ASRM 2016

Overheard at ASRM …

First baby born using spindle nuclear transfer to prevent mitochondrial disease “This work represents an important advancement in reproductive medicine. Mitochondrial disease has been an important and challenging problem. If subsequent research determines the safety and efficacy of spindle nuclear transfer, we look forward to it being an option for patients who risk transmitting mitochondrial diseases to their children.” Owen K. Davis MD, President of ASRM, commenting on • O-267 Zhang, et al. First live birth using human oocytes reconstituted by spindle nuclear transfer for mitochondrial DNA mutation causing Leigh syndrome

Many women trying to conceive use personal lubricants, but these may be toxic to sperm “It appears that the popularity of personal lubricants is increasing and there are significant numbers of women using them who are actively trying to conceive. We need to make patients aware that their choice of lubricant may affect

their chances of becoming pregnant.” Owen K. Davis, MD, President of ASRM, commenting on

• O-196 I. Molina et al. Sperm survival assay for toxicity evaluation in ultrasound gels and vaginal lubricants used in reproductive medicine • P-481 S. Johnson et al. Vaginal lubricant use among women trying to conceive: insights from a survey of over 1000 participants
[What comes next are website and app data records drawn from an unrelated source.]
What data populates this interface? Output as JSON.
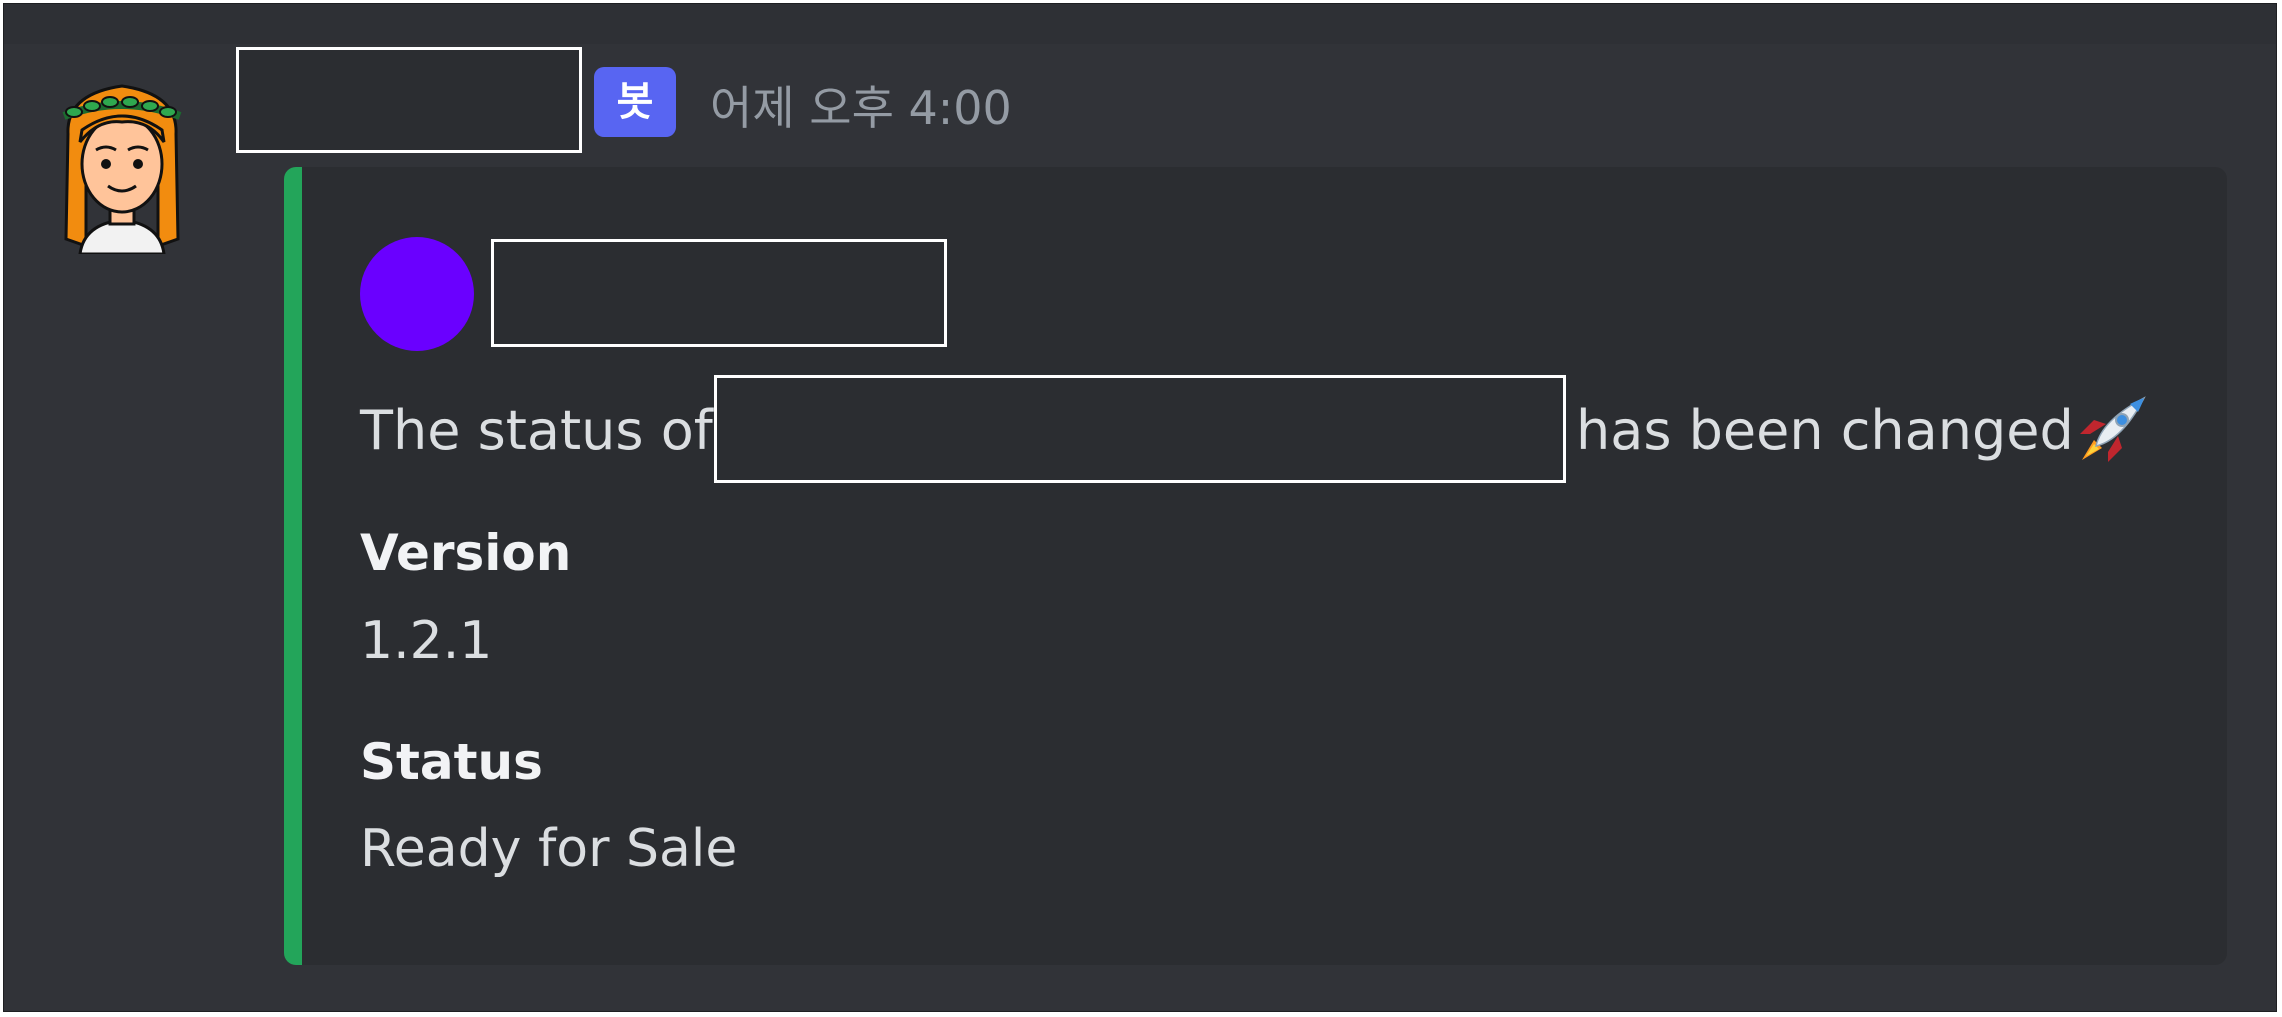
{
  "message": {
    "bot_badge": "봇",
    "timestamp": "어제 오후 4:00"
  },
  "embed": {
    "accent_color": "#23a55a",
    "author_icon_color": "#6a00ff",
    "description_prefix": "The status of",
    "description_suffix": "has been changed",
    "description_emoji": "rocket-emoji",
    "fields": [
      {
        "name": "Version",
        "value": "1.2.1"
      },
      {
        "name": "Status",
        "value": "Ready for Sale"
      }
    ]
  }
}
BRCA-positive patients fare well using IVF with PGD “It is gratifying that BRCA-mutated patients do so well with ART including PGD, especially if they are not affected by an infertility diagnosis. They have an excellent chance of having a child and avoiding transmitting the BRCA gene to their child.” Richard Paulson, MD, President-elect of ASRM commenting on • P-56 S. Rechitsky et al. Reproductive outcome of 128 PGD cycles for breast cancer • P-704 L. Sekhon et al. Ovarian reserve and embryonic aneuploidy rates in BRCA 1 and 2 carriers • P-710 A. King et al. Excellent embryo development and IVF outcomes for patients with germline BRCA1 and BRCA2 mutations Chemicals in women’s diet affect IVF success “A state of good health, including a healthy diet is essential to IVF success. We need to educate our patients on pesticides and sweeteners. Cutting out diet soda, sweeteners and sugar, and learning about the USDA’s pesticide classifications to be able to shop smarter may take some effort, but patients need to know they can improve their chances of pregnancy if they take these steps.” Owen K. Davis, MD, President of ASRM, commenting on • O-67 Y. Chiu et al. Fruit and vegetable intake and their pesticide residues in relation to outcomes of assisted reproductive technology. • P-420 G. Halpern et al. Artificial sweeteners – do they bear an infertility risk?

©2016 ASRM

Reproductively, endocrine disrupting chemicals are bad news

“Endocrine disrupting chemicals in the environment are one of the most insidious threats to human (and animal) reproductive health. As the Rochester study demonstrates, most people in the US, even those with a high degree of health literacy, do not have adequate knowledge of the dangers of these substances and how to avoid them. Until BPA, phthalates and other endocrine disruptors can be replaced in industry with safer chemicals, we need to educate patients from a young age to avoid them in their environment.” Owen K. Davis, MD, President of ASRM, commenting on • O-1 C. Messerlian et al. Maternal and paternal preconception phthalate exposure and birthweight of IVF singletons • O-2 Q. Yang et al. Early life developmental exposure to endocrine disrupting chemicals increases the risk of adult onset of uterine fibroids by permanently reprograming the epigenome of myometrial stem cells towards a pro-fibroid landscape • P-472 A. Pilato et al. Knowledge, attitudes, and behaviors related to environmental chemical exposure among women seeking fertility care

Made with